Rob said...

Hey Miguel – thanks for the pointer to Vanity Fair :)

Gueibor said...

This was a great read, Miguel, but then again, all your posts are.

I may be a bit over the top with cynicism, but I'm puzzled by how the general population never stops to ponder on the very nature of private financial institutions. This crisis is only the biggest ad most recent, but financial bubbles are nothing new, and there is no shortage o background information about them. Sadly, my view is that stupidity and greed will always trample caution and effort — work ethic doesn't even come into the equation, Protestant or otherwise.

Financial matters should be a byproduct of actual physical industries producing goods and services. Whenever banks tend to grow bigger than their clients, Governments should intervene (I feel stupid by even having to type this… water should be wet, duh). Instead, for most of the last century we've had banks outgrowing their own governments*, then entire regions, and all the while people were going “Weee, I'm their client LOL!”.
Now those same people are scratching their heads at the shocking realization that their financial gurus have been putting their own interests above theirs. Entities championing greed have out-greeded me? How can that be possible?

I don't think this crisis will change things in the long run.
In our lifetime, maybe. Perhaps even for the next generation or two. But given enough time, human greed will rear its ugly head and people will conveniently forget history, or twist it to justify their current flawed decisions.
I mean, none of us are nearly as stupid as those cigar-chomping bastards back in 1929, right?

(*I’m aware the US still manages more cash than, say, GS; otherwise the bailout would have been a physical impossibility. When I say “outgrowing” I’m taking power and influence into account.)

Miguel Llorens M. said...

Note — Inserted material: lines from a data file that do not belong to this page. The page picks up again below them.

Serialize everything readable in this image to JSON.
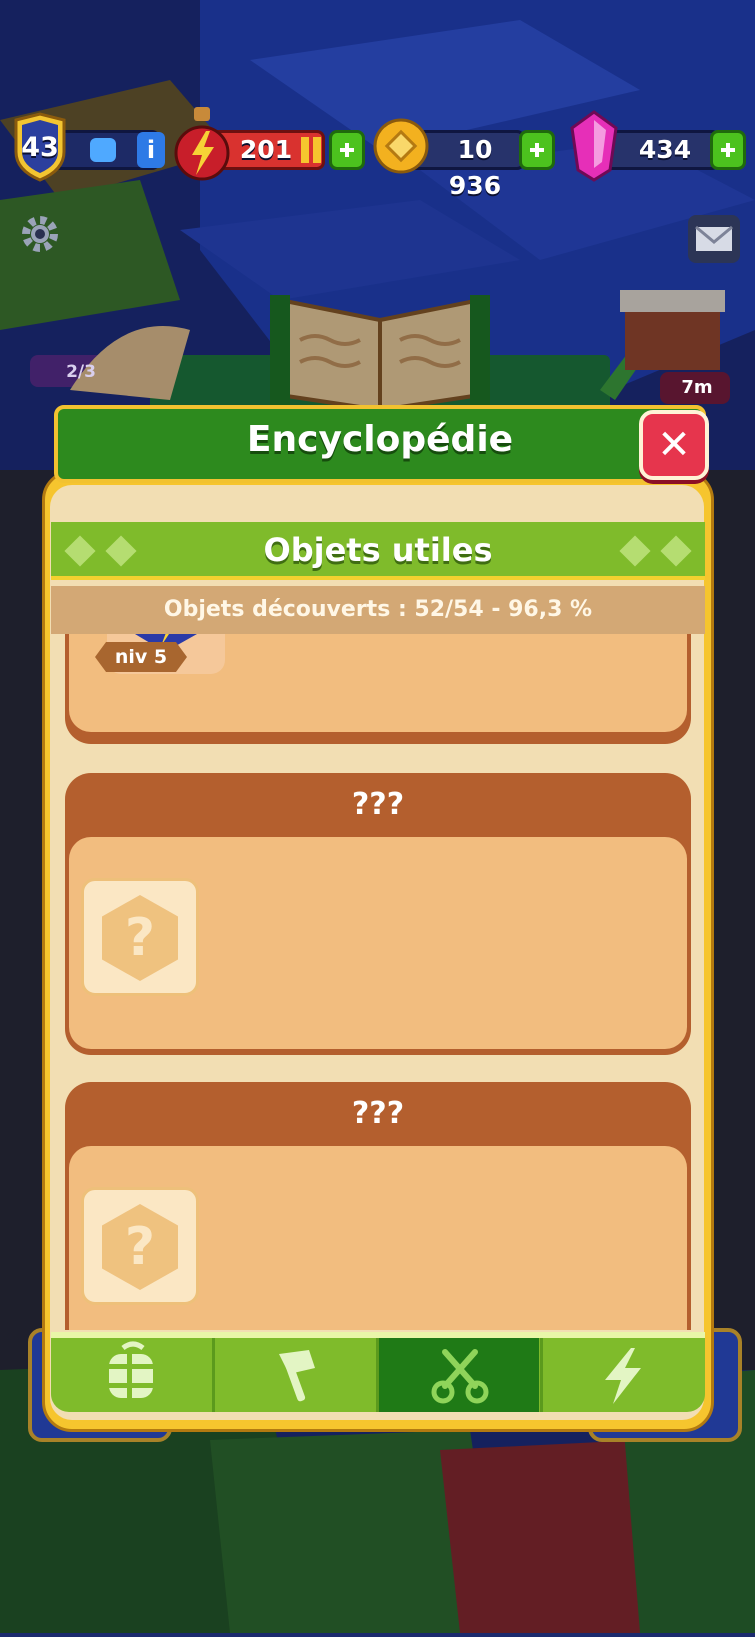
{
  "hud": {
    "level": "43",
    "energy": "201",
    "coins": "10 936",
    "gems": "434",
    "info_label": "i"
  },
  "background": {
    "left_badge": "2/3",
    "right_timer": "7m"
  },
  "modal": {
    "title": "Encyclopédie",
    "close_symbol": "✕",
    "section_title": "Objets utiles",
    "discovered": "Objets découverts : 52/54 - 96,3 %",
    "items": [
      {
        "level_label": "niv 5"
      },
      {
        "title": "???",
        "placeholder": "?"
      },
      {
        "title": "???",
        "placeholder": "?"
      }
    ],
    "tabs": [
      {
        "icon": "barrel-icon",
        "active": false
      },
      {
        "icon": "axe-icon",
        "active": false
      },
      {
        "icon": "scissors-icon",
        "active": true
      },
      {
        "icon": "lightning-icon",
        "active": false
      }
    ]
  },
  "colors": {
    "modal_gold": "#f6c52e",
    "banner_green": "#2d8a1e",
    "section_green": "#7fbb2b",
    "card_brown": "#b45f2e",
    "card_body": "#f2bd7f",
    "close_red": "#e6354d"
  }
}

All of the points you make are part of the political debate now. Let me throw out a bunch of (perhaps) related observations:
1.- There is this recent book called "This Time is Different" that chronicles 800 years of financial crises, so, yes, eventually similar episodes will recur. That is just a fact of economic life.
2.- However, these crises can perhaps be delayed by a few decades by introducing stopgaps. Many think that the period devoid of major crises after the Great Depression was due to stricter regulations.
3.- Two regulations that I favor (and rules that existed until very recently): don't let any bank have a market share higher than 10% and Glass-Steagall, which separates casino and investment banking from deposit institutions.
4.- Global megabanks scare the crap out of me. The British know that they can't bail out their own banks because they are larger than their own economies, which is scary, as the Irish and Icelanders found out to their chagrin. Could Spain bail out Santander and BBVA if they blew up? (I don't know if anyone has done the arithmetic on that one.) You simply can't let banks get that big, as former IMF chief economist Simon Johnson never gets tired of repeating.